Soroush, M.; Jensen, J.L.; and Kaviani, D. 2013. Interwell Connectivity Evaluation in Cases of Frequent Production Interruptions. SPE 165567.

Soroush, M.; Kaviani, D.; and Jensen, J.L. 2014. Interwell Connectivity Evaluation in Cases of Changing Skin and Frequent Production Interruptions. Journal of Petroleum Science and Engineering, Volume 122, Pages 616–630.

Yousef, A.A.; Gentil, P.; Jensen, J.L. et al. 2006. A Capacitance Model to Infer Interwell Connectivity From Production and Injection Rate Fluctuations. SPEREE 9(5): 630-646.


Mohammad Soroush is a research engineer at RGL Reservoir Management with a focus on machine learning and signal processing. He earned his BSc and MSc degrees in petroleum engineering from the Petroleum University of Technology in Iran and MEng and PhD degrees in petroleum engineering from the University of Calgary. He worked at the Tight Oil Consortium (a consulting team of reservoir characterization and engineering experts at the University of Calgary) as a postdoctoral scholar and at the University of Trinidad and Tobago as an assistant professor. Soroush has more than 10 years of teaching/research and professional experience in petroleum engineering and reservoir characterization.

The main area of Soroush’s research are reservoir engineering and production optimization, analytical and numerical (simulation) modeling, integrated reservoir characterization, geostatistics, machine learning, data analytics, and enhanced oil recovery of conventional, heavy oil, and tight/shale gas reservoirs.

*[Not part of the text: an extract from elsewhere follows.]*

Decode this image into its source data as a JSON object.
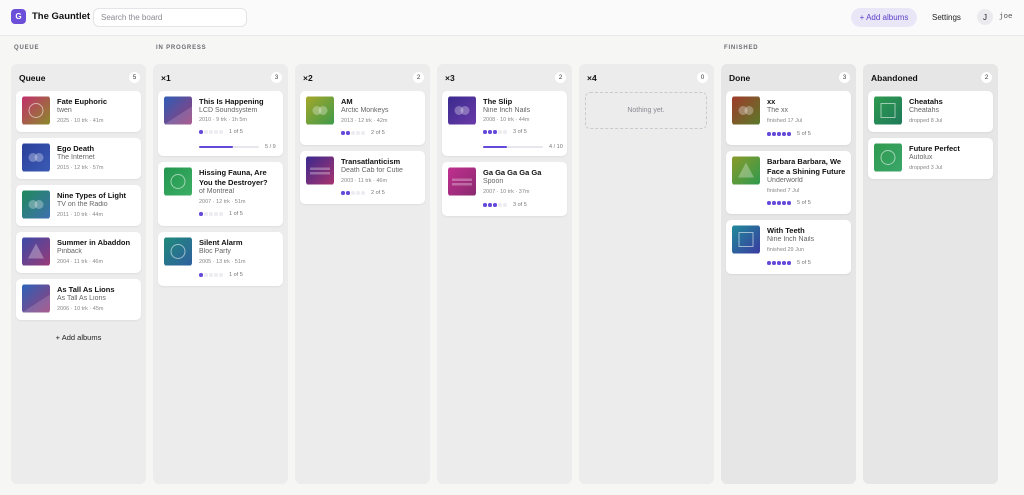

Currently, he is developing a framework to use the data from fiber-sensing technologies to smart-monitor oil and gas reservoirs. More specifically, he is working on signal processing methods and machine learning algorithms to analyze and understand the fiber-sensed signals.

[The article was sourced from the author by TWA Editor Ali Habibi.]